Supplied data:
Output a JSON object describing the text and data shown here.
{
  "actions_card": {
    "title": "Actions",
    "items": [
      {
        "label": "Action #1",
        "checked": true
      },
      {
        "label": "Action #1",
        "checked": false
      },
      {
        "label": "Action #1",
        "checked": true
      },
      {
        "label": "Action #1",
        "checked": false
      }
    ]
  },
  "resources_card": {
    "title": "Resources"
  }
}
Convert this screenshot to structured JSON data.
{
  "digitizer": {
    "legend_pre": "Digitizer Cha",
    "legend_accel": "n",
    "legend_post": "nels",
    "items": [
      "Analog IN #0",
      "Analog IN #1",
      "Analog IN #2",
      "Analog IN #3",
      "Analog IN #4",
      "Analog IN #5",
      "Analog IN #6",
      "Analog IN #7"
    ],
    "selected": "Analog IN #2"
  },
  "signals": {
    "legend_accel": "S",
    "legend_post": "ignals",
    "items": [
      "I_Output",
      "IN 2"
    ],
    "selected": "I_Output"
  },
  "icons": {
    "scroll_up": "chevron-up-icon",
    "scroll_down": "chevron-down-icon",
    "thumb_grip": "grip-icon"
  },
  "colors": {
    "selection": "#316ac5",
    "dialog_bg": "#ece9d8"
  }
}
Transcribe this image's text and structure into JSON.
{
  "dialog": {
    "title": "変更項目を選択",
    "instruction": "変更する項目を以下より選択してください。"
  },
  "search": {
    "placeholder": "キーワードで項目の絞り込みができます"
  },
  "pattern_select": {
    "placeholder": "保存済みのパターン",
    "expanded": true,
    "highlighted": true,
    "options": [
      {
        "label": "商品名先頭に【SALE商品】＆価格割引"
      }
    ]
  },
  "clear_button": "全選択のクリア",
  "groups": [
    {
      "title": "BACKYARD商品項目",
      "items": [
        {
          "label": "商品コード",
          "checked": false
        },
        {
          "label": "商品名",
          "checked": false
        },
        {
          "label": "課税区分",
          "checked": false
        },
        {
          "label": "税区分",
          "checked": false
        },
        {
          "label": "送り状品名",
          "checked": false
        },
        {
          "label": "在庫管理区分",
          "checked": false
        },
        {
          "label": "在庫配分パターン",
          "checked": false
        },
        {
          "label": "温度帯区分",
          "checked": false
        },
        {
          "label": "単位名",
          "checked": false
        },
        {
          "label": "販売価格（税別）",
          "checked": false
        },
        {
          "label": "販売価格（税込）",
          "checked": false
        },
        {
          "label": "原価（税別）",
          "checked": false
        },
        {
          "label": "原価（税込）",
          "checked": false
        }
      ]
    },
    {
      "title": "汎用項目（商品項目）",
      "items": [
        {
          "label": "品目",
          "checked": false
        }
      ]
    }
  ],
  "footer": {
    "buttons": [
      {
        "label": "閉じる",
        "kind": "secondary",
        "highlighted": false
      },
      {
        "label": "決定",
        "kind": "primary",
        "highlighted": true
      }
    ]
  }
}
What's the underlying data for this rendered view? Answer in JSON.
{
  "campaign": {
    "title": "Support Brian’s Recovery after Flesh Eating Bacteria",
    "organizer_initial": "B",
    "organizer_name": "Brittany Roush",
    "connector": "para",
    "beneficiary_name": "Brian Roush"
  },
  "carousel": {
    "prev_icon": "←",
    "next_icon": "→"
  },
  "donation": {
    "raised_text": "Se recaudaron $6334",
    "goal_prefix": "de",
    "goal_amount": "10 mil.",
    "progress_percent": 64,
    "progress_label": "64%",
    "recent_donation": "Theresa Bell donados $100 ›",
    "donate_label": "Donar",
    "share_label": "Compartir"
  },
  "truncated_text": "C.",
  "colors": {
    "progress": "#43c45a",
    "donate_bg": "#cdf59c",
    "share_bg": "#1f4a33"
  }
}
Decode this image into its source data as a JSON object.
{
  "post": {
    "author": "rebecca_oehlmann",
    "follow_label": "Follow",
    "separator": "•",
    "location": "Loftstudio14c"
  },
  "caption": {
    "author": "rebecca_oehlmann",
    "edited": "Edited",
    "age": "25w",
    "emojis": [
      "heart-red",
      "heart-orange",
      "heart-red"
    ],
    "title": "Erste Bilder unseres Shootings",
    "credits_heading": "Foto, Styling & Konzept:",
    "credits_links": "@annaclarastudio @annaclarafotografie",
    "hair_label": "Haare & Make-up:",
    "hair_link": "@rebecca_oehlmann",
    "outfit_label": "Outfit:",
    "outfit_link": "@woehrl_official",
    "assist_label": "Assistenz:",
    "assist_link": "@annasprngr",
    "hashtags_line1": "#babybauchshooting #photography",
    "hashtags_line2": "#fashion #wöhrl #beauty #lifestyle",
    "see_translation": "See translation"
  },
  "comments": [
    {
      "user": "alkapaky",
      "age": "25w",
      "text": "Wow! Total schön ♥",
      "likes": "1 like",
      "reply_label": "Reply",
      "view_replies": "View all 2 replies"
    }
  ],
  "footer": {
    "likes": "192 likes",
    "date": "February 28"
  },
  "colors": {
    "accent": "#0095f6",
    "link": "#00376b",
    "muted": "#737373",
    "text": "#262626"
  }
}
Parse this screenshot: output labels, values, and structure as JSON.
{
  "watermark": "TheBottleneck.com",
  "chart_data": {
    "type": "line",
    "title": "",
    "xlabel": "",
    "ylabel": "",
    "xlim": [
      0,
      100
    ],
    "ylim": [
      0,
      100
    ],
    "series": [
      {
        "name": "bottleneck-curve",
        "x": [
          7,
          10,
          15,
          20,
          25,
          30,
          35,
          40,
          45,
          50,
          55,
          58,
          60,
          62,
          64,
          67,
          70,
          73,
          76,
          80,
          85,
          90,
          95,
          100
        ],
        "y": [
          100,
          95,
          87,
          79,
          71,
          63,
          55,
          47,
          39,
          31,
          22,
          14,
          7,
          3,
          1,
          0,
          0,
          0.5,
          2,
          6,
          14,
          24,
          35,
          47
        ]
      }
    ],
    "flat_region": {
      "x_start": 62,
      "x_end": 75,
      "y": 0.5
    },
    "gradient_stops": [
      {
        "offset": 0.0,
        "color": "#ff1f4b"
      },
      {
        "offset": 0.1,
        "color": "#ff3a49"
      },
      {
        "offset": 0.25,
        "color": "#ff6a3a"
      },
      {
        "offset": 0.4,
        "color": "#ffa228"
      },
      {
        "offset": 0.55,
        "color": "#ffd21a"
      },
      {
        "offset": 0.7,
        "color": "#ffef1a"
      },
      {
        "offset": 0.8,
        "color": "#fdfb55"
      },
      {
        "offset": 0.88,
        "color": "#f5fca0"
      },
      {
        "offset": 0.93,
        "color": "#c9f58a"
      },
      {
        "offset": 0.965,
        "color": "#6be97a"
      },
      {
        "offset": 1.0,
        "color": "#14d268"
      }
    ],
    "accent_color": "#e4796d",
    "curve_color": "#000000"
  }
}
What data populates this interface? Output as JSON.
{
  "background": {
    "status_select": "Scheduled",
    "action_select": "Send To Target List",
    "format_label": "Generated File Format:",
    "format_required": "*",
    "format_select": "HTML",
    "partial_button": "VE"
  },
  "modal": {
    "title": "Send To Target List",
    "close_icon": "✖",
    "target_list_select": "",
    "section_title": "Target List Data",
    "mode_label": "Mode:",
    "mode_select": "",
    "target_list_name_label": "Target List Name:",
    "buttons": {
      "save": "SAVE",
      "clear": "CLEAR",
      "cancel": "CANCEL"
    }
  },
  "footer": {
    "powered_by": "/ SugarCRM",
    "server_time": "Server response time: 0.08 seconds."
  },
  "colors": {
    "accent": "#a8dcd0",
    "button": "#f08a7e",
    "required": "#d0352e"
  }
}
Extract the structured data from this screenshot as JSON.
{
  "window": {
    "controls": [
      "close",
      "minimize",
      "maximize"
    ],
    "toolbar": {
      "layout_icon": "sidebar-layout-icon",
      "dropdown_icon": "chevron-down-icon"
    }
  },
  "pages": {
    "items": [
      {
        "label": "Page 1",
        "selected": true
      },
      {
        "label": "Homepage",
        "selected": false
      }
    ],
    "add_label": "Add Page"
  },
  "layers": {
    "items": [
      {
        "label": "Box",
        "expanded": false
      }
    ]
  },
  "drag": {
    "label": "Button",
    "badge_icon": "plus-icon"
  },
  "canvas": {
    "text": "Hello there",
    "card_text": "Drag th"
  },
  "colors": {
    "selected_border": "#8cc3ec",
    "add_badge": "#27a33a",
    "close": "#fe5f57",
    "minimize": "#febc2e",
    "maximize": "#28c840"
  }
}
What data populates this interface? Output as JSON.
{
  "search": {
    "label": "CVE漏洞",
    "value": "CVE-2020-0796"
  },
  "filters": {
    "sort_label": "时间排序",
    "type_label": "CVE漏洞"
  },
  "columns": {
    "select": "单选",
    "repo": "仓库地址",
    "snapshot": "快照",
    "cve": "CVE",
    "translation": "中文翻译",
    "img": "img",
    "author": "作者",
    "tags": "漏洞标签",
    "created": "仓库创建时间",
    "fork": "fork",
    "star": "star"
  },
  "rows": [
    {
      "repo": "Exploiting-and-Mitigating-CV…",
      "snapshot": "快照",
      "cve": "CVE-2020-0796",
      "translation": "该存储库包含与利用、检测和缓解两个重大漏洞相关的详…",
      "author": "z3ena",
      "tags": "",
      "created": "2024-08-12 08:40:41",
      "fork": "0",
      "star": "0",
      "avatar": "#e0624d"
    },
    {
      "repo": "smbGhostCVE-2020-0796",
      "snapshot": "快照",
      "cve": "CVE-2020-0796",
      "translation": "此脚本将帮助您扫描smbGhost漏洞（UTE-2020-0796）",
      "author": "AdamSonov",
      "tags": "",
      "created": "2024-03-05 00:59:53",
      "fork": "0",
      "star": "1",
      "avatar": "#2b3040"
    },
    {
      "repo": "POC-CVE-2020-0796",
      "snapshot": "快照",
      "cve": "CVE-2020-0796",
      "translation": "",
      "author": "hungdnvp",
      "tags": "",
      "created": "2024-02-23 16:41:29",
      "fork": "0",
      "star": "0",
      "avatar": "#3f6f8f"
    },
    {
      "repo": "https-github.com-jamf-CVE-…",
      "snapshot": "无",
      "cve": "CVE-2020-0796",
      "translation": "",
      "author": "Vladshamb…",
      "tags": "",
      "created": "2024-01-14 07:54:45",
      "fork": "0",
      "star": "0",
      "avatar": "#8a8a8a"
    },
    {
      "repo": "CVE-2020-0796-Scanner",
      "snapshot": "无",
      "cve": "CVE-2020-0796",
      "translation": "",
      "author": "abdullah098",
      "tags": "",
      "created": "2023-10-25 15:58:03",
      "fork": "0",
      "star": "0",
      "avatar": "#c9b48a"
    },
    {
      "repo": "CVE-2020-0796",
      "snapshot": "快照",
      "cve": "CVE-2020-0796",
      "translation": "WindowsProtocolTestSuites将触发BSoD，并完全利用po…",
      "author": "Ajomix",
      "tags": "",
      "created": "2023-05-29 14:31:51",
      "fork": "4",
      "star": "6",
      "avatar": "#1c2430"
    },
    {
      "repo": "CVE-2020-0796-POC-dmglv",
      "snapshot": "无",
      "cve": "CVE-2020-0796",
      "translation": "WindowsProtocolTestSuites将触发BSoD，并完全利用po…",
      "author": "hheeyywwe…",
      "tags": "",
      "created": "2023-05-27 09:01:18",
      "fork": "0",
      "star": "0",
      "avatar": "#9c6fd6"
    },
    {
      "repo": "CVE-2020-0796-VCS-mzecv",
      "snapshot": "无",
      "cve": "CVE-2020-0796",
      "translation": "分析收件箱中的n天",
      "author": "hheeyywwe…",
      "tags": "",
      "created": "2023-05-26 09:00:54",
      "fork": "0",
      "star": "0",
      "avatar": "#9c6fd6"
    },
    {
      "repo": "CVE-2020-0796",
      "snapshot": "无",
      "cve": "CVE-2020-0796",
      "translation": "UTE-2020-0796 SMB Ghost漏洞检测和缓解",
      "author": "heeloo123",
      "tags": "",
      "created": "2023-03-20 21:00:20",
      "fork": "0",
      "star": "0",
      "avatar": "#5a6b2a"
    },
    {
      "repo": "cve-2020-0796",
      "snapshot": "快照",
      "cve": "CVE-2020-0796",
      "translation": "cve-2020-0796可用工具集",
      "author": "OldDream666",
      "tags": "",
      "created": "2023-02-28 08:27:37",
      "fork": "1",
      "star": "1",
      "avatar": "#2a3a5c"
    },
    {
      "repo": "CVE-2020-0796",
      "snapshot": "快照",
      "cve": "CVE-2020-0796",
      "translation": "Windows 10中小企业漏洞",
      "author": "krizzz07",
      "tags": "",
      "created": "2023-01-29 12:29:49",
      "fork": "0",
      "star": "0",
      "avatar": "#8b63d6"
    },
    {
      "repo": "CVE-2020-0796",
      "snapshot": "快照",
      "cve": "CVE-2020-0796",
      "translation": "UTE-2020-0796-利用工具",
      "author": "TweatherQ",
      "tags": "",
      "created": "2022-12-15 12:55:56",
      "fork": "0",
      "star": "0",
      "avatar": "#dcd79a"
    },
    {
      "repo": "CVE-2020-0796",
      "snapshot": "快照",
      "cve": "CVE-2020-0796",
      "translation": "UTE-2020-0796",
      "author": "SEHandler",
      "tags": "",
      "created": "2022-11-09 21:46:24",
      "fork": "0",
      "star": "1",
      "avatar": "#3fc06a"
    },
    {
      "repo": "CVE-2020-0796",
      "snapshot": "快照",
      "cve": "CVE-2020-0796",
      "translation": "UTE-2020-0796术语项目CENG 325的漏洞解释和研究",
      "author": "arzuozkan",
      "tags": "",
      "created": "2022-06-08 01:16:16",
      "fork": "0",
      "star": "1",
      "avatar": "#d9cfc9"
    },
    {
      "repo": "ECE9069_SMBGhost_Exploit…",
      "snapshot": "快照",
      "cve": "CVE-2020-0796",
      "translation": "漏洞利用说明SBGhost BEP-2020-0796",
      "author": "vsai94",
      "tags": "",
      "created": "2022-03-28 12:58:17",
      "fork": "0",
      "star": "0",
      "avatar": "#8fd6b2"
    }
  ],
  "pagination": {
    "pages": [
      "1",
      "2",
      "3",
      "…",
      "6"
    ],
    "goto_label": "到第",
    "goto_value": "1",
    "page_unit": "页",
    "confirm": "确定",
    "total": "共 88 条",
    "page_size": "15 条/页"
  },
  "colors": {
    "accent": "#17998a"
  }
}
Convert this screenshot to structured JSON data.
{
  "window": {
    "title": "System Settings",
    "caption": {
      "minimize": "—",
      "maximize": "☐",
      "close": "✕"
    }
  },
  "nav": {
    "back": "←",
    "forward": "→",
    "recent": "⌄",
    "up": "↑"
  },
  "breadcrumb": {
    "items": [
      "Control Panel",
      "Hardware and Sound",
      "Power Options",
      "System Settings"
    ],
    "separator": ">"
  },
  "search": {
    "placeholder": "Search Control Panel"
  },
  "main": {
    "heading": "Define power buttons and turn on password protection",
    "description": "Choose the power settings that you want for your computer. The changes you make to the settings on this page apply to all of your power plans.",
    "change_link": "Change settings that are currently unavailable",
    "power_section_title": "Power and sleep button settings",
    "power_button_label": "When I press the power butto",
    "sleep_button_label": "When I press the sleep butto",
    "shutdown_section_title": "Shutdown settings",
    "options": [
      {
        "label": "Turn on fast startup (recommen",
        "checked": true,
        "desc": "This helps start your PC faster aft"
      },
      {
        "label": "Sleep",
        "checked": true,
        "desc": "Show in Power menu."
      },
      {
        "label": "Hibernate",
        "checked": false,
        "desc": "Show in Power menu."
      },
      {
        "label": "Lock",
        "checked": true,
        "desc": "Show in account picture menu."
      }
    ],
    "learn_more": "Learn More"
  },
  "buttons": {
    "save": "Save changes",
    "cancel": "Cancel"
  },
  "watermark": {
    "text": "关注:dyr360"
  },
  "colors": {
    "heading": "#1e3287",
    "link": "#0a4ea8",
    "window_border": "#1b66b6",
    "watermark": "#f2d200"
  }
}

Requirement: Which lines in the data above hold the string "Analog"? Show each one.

Response to the exercise:
      "Analog IN #0",
      "Analog IN #1",
      "Analog IN #2",
      "Analog IN #3",
      "Analog IN #4",
      "Analog IN #5",
      "Analog IN #6",
      "Analog IN #7"
    "selected": "Analog IN #2"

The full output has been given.